Green and Stern believe that even if the economy picks up speed again, enough clean energy is in place. They predict that China’s carbon emissions will continue declining.
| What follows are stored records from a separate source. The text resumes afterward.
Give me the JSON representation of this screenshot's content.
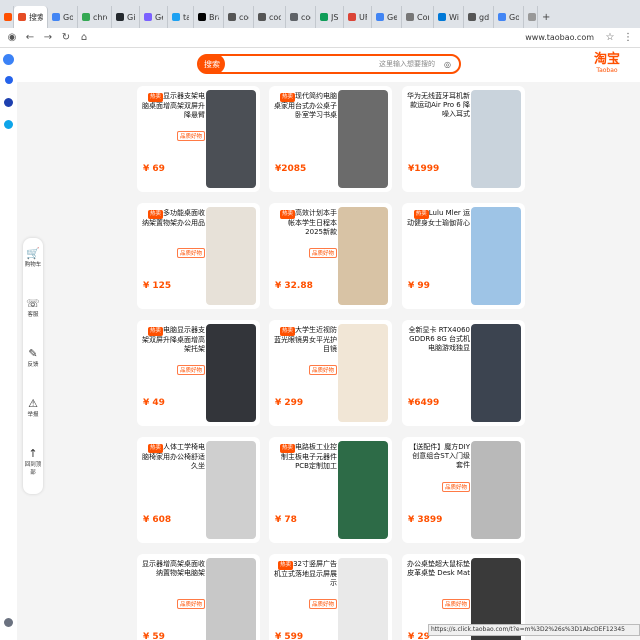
{
  "tabs": [
    {
      "label": "X",
      "favicon": "#ff5000"
    },
    {
      "label": "搜索",
      "favicon": "#e54d26"
    },
    {
      "label": "Google",
      "favicon": "#4285f4"
    },
    {
      "label": "chrome",
      "favicon": "#34a853"
    },
    {
      "label": "GitHub",
      "favicon": "#24292e"
    },
    {
      "label": "Gen",
      "favicon": "#7b61ff"
    },
    {
      "label": "tap",
      "favicon": "#1da1f2"
    },
    {
      "label": "Brand",
      "favicon": "#000000"
    },
    {
      "label": "codeb",
      "favicon": "#555555"
    },
    {
      "label": "codelon",
      "favicon": "#555555"
    },
    {
      "label": "codelo",
      "favicon": "#5f6368"
    },
    {
      "label": "JSK",
      "favicon": "#0f9d58"
    },
    {
      "label": "UFO",
      "favicon": "#db4437"
    },
    {
      "label": "Gemi",
      "favicon": "#4285f4"
    },
    {
      "label": "Comput",
      "favicon": "#777777"
    },
    {
      "label": "Wind",
      "favicon": "#0078d7"
    },
    {
      "label": "gdeds",
      "favicon": "#555555"
    },
    {
      "label": "Google",
      "favicon": "#4285f4"
    },
    {
      "label": "",
      "favicon": "#999999"
    }
  ],
  "toolbar": {
    "url": "www.taobao.com"
  },
  "header": {
    "logo": "淘宝",
    "logo_sub": "Taobao",
    "search_button": "搜索",
    "search_placeholder": "这里输入想要搜的",
    "camera_icon": "camera-icon"
  },
  "products": [
    {
      "title": "华为无线蓝牙耳机新款运动Air Pro 6 降噪入耳式",
      "tag": "",
      "price": "¥1999",
      "badge": ""
    },
    {
      "title": "现代简约电脑桌家用台式办公桌子卧室学习书桌",
      "tag": "",
      "price": "¥2085",
      "badge": "热卖"
    },
    {
      "title": "显示器支架电脑桌面增高架双屏升降悬臂",
      "tag": "品质好物",
      "price": "¥ 69",
      "badge": "热卖"
    },
    {
      "title": "Lulu Mler 运动健身女士瑜伽背心",
      "tag": "",
      "price": "¥ 99",
      "badge": "热卖"
    },
    {
      "title": "高效计划本手帐本学生日程本2025新款",
      "tag": "品质好物",
      "price": "¥ 32.88",
      "badge": "热卖"
    },
    {
      "title": "多功能桌面收纳架置物架办公用品",
      "tag": "品质好物",
      "price": "¥ 125",
      "badge": "热卖"
    },
    {
      "title": "全新显卡 RTX4060 GDDR6 8G 台式机电脑游戏独显",
      "tag": "",
      "price": "¥6499",
      "badge": ""
    },
    {
      "title": "大学生近视防蓝光眼镜男女平光护目镜",
      "tag": "品质好物",
      "price": "¥ 299",
      "badge": "热卖"
    },
    {
      "title": "电脑显示器支架双屏升降桌面增高架托架",
      "tag": "品质好物",
      "price": "¥ 49",
      "badge": "热卖"
    },
    {
      "title": "【送配件】魔方DIY创意组合ST入门级套件",
      "tag": "品质好物",
      "price": "¥ 3899",
      "badge": ""
    },
    {
      "title": "电路板工业控制主板电子元器件PCB定制加工",
      "tag": "",
      "price": "¥ 78",
      "badge": "热卖"
    },
    {
      "title": "人体工学椅电脑椅家用办公椅舒适久坐",
      "tag": "",
      "price": "¥ 608",
      "badge": "热卖"
    },
    {
      "title": "办公桌垫超大鼠标垫皮革桌垫 Desk Mat",
      "tag": "品质好物",
      "price": "¥ 29",
      "badge": ""
    },
    {
      "title": "32寸竖屏广告机立式落地显示屏展示",
      "tag": "品质好物",
      "price": "¥ 599",
      "badge": "热卖"
    },
    {
      "title": "显示器增高架桌面收纳置物架电脑架",
      "tag": "品质好物",
      "price": "¥ 59",
      "badge": ""
    }
  ],
  "floatbar": [
    {
      "label": "购物车",
      "icon": "cart-icon",
      "glyph": "🛒"
    },
    {
      "label": "客服",
      "icon": "headset-icon",
      "glyph": "☏"
    },
    {
      "label": "反馈",
      "icon": "feedback-icon",
      "glyph": "✎"
    },
    {
      "label": "举报",
      "icon": "warning-icon",
      "glyph": "⚠"
    },
    {
      "label": "回到顶部",
      "icon": "arrow-up-icon",
      "glyph": "↑"
    }
  ],
  "statusbar": {
    "text": "https://s.click.taobao.com/t?e=m%3D2%26s%3D1AbcDEF12345"
  },
  "colors": {
    "accent": "#ff5000"
  }
}
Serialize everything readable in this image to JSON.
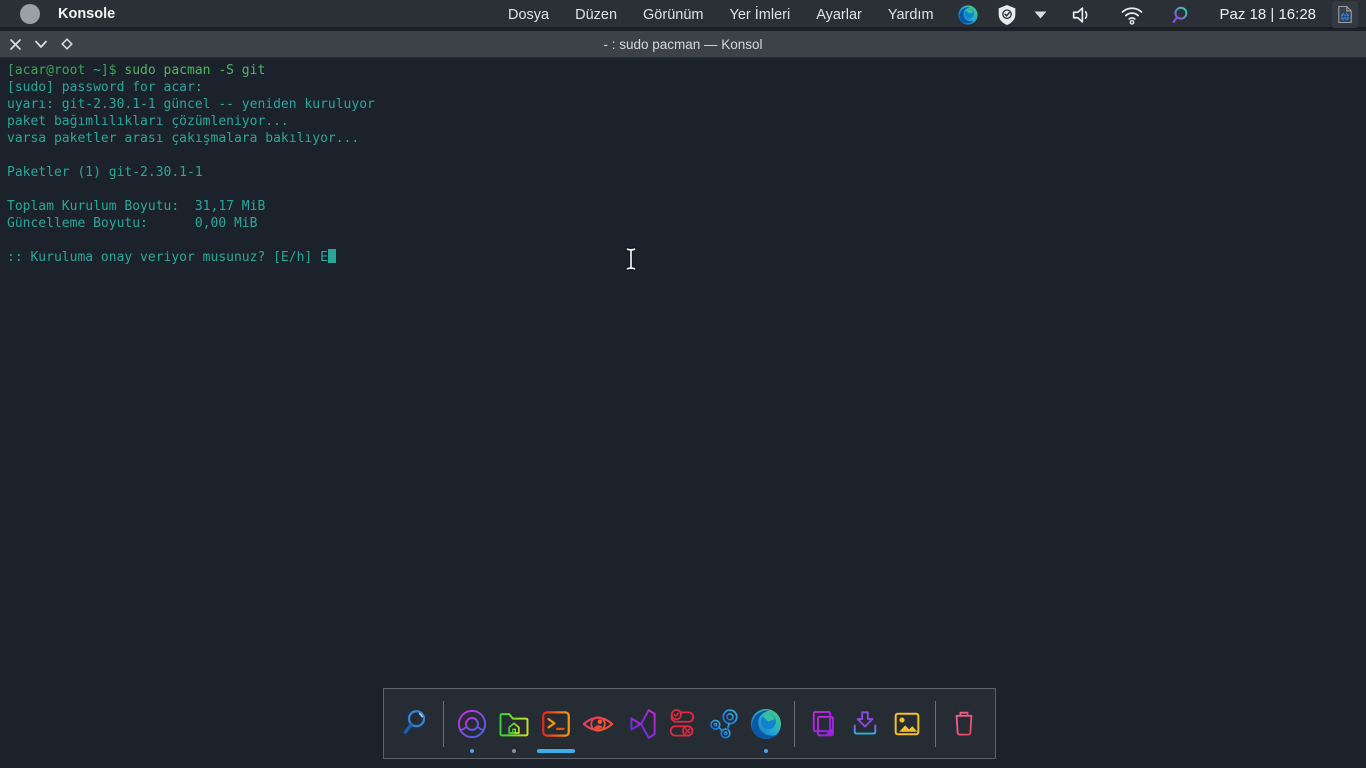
{
  "topbar": {
    "app_name": "Konsole",
    "menu_items": [
      "Dosya",
      "Düzen",
      "Görünüm",
      "Yer İmleri",
      "Ayarlar",
      "Yardım"
    ],
    "tray_icons": [
      "edge-browser-icon",
      "shield-check-icon",
      "chevron-down-icon",
      "volume-icon",
      "wifi-icon",
      "search-magnifier-icon"
    ],
    "clock": "Paz 18 | 16:28",
    "corner_icon": "document-globe-icon"
  },
  "titlebar": {
    "controls": [
      "close",
      "shade",
      "maximize"
    ],
    "title": "- : sudo pacman — Konsol"
  },
  "terminal": {
    "colors": {
      "teal": "#2aa79b",
      "prompt_green": "#3da457",
      "prompt_tilde": "#2fb394",
      "command_green": "#4db663"
    },
    "cursor_color": "#2aa79b",
    "lines": [
      {
        "parts": [
          {
            "t": "[acar@root ",
            "c": "prompt_green"
          },
          {
            "t": "~",
            "c": "prompt_tilde"
          },
          {
            "t": "]$ ",
            "c": "prompt_green"
          },
          {
            "t": "sudo pacman -S git",
            "c": "command_green"
          }
        ]
      },
      {
        "parts": [
          {
            "t": "[sudo] password for acar:",
            "c": "teal"
          }
        ]
      },
      {
        "parts": [
          {
            "t": "uyarı: git-2.30.1-1 güncel -- yeniden kuruluyor",
            "c": "teal"
          }
        ]
      },
      {
        "parts": [
          {
            "t": "paket bağımlılıkları çözümleniyor...",
            "c": "teal"
          }
        ]
      },
      {
        "parts": [
          {
            "t": "varsa paketler arası çakışmalara bakılıyor...",
            "c": "teal"
          }
        ]
      },
      {
        "parts": []
      },
      {
        "parts": [
          {
            "t": "Paketler (1) git-2.30.1-1",
            "c": "teal"
          }
        ]
      },
      {
        "parts": []
      },
      {
        "parts": [
          {
            "t": "Toplam Kurulum Boyutu:  31,17 MiB",
            "c": "teal"
          }
        ]
      },
      {
        "parts": [
          {
            "t": "Güncelleme Boyutu:      0,00 MiB",
            "c": "teal"
          }
        ]
      },
      {
        "parts": []
      },
      {
        "parts": [
          {
            "t": ":: Kuruluma onay veriyor musunuz? [E/h] E",
            "c": "teal"
          }
        ],
        "cursor": true
      }
    ]
  },
  "dock": {
    "accent_active": "#3daee9",
    "items": [
      {
        "name": "search-launcher",
        "indicator": "none"
      },
      {
        "name": "chromium-browser",
        "indicator": "dot-blue"
      },
      {
        "name": "file-manager-home",
        "indicator": "dot-gray"
      },
      {
        "name": "terminal-konsole",
        "indicator": "active-bar"
      },
      {
        "name": "eye-image-viewer",
        "indicator": "none"
      },
      {
        "name": "visual-studio",
        "indicator": "none"
      },
      {
        "name": "toggles-settings",
        "indicator": "none"
      },
      {
        "name": "steam",
        "indicator": "none"
      },
      {
        "name": "edge-browser",
        "indicator": "dot-blue"
      },
      {
        "name": "copy-pages",
        "indicator": "none"
      },
      {
        "name": "downloads",
        "indicator": "none"
      },
      {
        "name": "image-gallery",
        "indicator": "none"
      },
      {
        "name": "trash",
        "indicator": "none"
      }
    ]
  }
}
They ended their paper with a reminder for all countries to keep working together to avoid climate change catastrophe.

“…the pace and scale of change in China, and the many uncertainties attending projections of its future emissions, reinforce the virtue of a dynamic approach to international climate cooperation, as envisaged under the Paris agreement…” said Green and Stern.

China may still have a long way to go, but this is one hopeful trend that could be a significant contribution to the battle for a cleaner, greener planet.

Via The Guardian

Images via Mike Behnken on Flickr and Wikimedia Commons